BALLE conference and Eastern Tour
Toward the end of May I travelled east for about three weeks to visit family and to participate in the annual BALLE (Business Alliance for Local Living Economies) conference which was this year held in Charleston, SC. I was on a panel with Derek Huntington of Sonoma GoLocal and Jenny Kassan of the Katevich Law Group in Berkeley. Jenny has created a dialog group called Cutting Edge Capital Raising. It is billed as the place to talk about capital raising for small community businesses. It is open to all who wish to participate and you can sign up at http://cuttingedgecap.ning.com/.
Localized small-scale Production of Ethanol Fuel
An unexpected outcome of the BALLE experience was a meeting with Christapher Cogswell who is an associate of David Blume in a startup company, Blume Distillation, LLC, that will manufacture small-scale ethanol production units. I had, up until then, not regarded ethanol to be a viable alternative to gasoline as a motor fuel but after Christapher explained the many advantages of small-scale localized production, I came to realize that communities might gain a great deal from producing their own ethanol for fuel.
Subsequent correspondence led to David Blume’s visiting Tucson and his presentation at the downtown library on July 19. David is the author of the book, Alcohol Can Be a Gas!, a massive book that provides a wealth of information on all aspects of ethanol fuel production and use. The localized approach has the potential to solve virtually all the problems associated with our addiction to petroleum. That’s a bold statement, but David is able to back it up with hard facts and an amazing knowledge of permaculture, history and the politics of technology.
Dave’s talk was inspiring and informative. (Be sure to view his videos at http://www.permaculture.com/).
At that event a number of people expressed interest in pursuing the possibilities of ethanol fuel for enhancing local energy security, so now there is on ongoing discussion about it. I’m enthusiastic about a local ethanol production project because it fits in with my ideas about community economic development and resilience. We need to invest our local resources in local value creation, not in competing with other communities to attract outside interests that are more interested in exploiting rather than improving our community.

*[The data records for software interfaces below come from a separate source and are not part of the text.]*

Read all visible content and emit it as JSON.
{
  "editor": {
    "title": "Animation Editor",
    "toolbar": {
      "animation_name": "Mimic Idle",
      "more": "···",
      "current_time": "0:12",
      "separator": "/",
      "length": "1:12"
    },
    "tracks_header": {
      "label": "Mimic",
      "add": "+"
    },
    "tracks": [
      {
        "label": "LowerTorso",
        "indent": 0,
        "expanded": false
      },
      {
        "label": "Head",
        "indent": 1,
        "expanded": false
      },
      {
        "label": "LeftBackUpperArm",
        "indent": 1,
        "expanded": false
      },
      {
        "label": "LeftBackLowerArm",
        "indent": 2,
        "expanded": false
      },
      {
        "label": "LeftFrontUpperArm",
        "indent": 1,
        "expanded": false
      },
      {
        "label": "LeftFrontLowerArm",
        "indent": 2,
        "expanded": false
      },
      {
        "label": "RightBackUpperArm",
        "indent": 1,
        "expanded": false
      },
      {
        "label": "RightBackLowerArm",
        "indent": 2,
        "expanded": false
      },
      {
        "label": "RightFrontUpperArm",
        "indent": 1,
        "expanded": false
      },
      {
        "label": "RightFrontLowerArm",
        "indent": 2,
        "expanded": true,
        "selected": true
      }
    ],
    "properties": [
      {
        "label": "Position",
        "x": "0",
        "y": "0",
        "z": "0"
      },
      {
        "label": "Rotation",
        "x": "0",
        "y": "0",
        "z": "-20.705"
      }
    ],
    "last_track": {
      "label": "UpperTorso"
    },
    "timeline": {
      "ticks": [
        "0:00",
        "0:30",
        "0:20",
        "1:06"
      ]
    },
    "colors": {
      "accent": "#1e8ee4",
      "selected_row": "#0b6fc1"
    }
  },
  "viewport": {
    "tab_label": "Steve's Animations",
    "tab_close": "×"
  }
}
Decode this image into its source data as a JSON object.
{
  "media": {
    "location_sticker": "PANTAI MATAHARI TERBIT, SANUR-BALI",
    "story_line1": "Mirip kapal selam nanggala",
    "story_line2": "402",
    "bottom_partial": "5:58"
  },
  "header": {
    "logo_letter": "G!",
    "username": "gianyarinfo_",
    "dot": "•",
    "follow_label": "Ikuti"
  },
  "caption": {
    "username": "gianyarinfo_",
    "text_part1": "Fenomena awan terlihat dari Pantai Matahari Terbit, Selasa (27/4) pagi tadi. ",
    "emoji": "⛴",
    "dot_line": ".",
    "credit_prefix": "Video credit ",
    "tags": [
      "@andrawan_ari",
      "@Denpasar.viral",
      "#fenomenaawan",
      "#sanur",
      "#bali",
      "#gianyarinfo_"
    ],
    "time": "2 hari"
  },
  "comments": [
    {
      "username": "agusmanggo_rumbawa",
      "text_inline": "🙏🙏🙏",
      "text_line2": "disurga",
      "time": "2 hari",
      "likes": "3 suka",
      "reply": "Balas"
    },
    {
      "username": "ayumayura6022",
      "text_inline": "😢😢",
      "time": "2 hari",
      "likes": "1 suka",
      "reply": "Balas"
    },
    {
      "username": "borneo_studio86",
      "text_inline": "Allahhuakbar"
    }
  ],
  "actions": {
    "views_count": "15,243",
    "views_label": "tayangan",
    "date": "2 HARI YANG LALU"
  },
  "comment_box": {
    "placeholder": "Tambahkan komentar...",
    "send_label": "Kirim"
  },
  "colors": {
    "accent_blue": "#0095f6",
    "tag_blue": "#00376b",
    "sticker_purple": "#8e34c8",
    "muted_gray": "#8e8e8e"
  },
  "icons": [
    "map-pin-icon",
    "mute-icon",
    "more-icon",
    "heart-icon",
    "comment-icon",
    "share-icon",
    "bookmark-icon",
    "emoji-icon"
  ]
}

Viewed in a broader context, a local ethanol production facility might be created by a local investment cooperative or LLC that would aggregate small amounts of savings and investment capital to establish enterprises that produce food, electricity, affordable housing, and other necessities. Besides his encyclopedic knowledge of the technical aspects of alcohol fuel, Blume has lots of knowledge on how to properly organize an LLC to produce it.
I’m honored to have been invited to participate in the International Commons Conference, which is being jointly organized by the Heinrich Boell Foundation (http://www.boell.de/foundation/about-us.html) and the Commons Strategies Group, to be held in Berlin on November 1 and 2. According to the Foundation website
The Heinrich Böll Foundation is part of the Green political movement that has developed worldwide as a response to the traditional politics of socialism, liberalism, and conservatism. Our main tenets are ecology and sustainability, democracy and human rights, self-determination and justice. We Are a Green Think Tank and an International Policy Network.
This will be my first visit to the Continent since 2005 and I am pleased to be returning in connection with such a worthy effort.
Let us be thankful to be living in these exciting times.
Thomas H. Greco, Jr.
PO Box 42663, Tucson, AZ 85733, USA
Blog-Beyond Money: http://beyondmoney.net
Blog-Tom’s News and Views: https://tomazgreco.wordpress.com
Photo Gallery: http://picasaweb.google.com/tomazhg